> _WORK ORDER_: Quote the records beneath, complete and exact. Leave out images.

[[ EXERCISE INPUT, beginning ]]

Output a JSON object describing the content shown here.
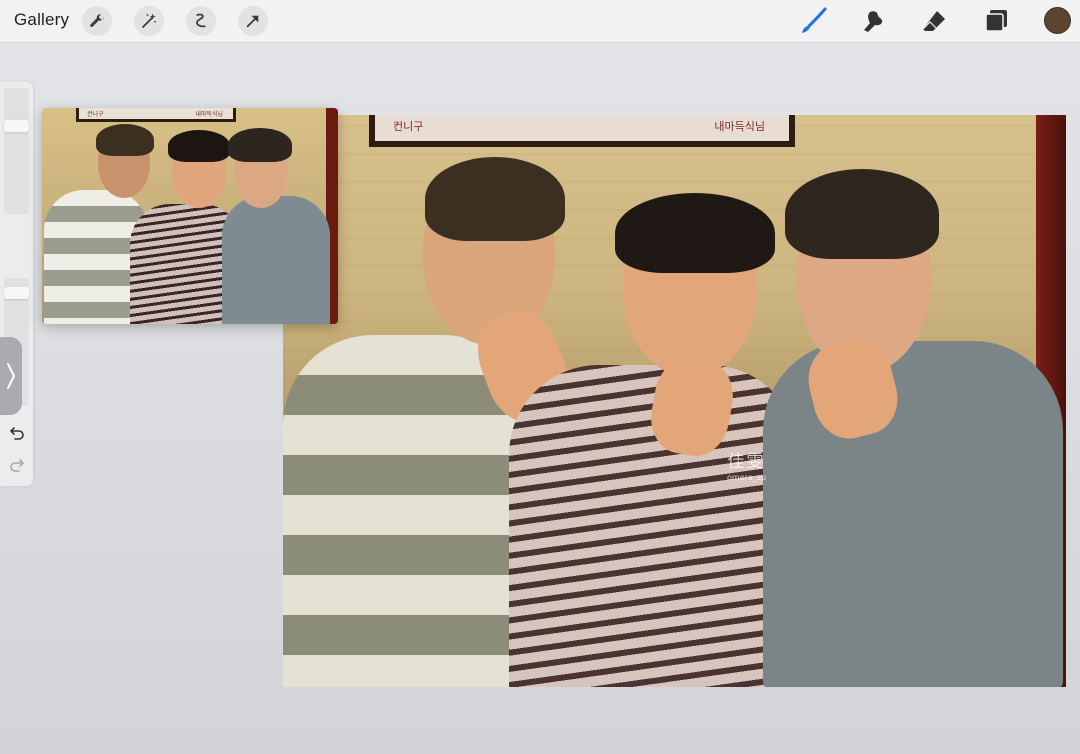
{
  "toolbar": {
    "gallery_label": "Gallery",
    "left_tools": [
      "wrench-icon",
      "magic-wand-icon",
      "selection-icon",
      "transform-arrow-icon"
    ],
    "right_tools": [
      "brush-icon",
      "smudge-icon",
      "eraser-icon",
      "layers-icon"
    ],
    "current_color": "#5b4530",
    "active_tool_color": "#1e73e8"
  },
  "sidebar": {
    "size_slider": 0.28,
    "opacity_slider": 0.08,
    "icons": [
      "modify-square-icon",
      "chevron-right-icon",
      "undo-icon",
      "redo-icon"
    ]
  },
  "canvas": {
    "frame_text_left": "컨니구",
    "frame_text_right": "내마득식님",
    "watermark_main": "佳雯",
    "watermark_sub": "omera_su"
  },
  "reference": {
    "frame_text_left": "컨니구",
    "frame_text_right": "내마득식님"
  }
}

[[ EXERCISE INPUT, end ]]

> _ANSWER TO THE PROBLEM_:
Output a JSON object describing the content shown here.
{
  "toolbar": {
    "gallery_label": "Gallery",
    "left_tools": [
      "wrench-icon",
      "magic-wand-icon",
      "selection-icon",
      "transform-arrow-icon"
    ],
    "right_tools": [
      "brush-icon",
      "smudge-icon",
      "eraser-icon",
      "layers-icon"
    ],
    "current_color": "#5b4530",
    "active_tool_color": "#1e73e8"
  },
  "sidebar": {
    "size_slider": 0.28,
    "opacity_slider": 0.08,
    "icons": [
      "modify-square-icon",
      "chevron-right-icon",
      "undo-icon",
      "redo-icon"
    ]
  },
  "canvas": {
    "frame_text_left": "컨니구",
    "frame_text_right": "내마득식님",
    "watermark_main": "佳雯",
    "watermark_sub": "omera_su"
  },
  "reference": {
    "frame_text_left": "컨니구",
    "frame_text_right": "내마득식님"
  }
}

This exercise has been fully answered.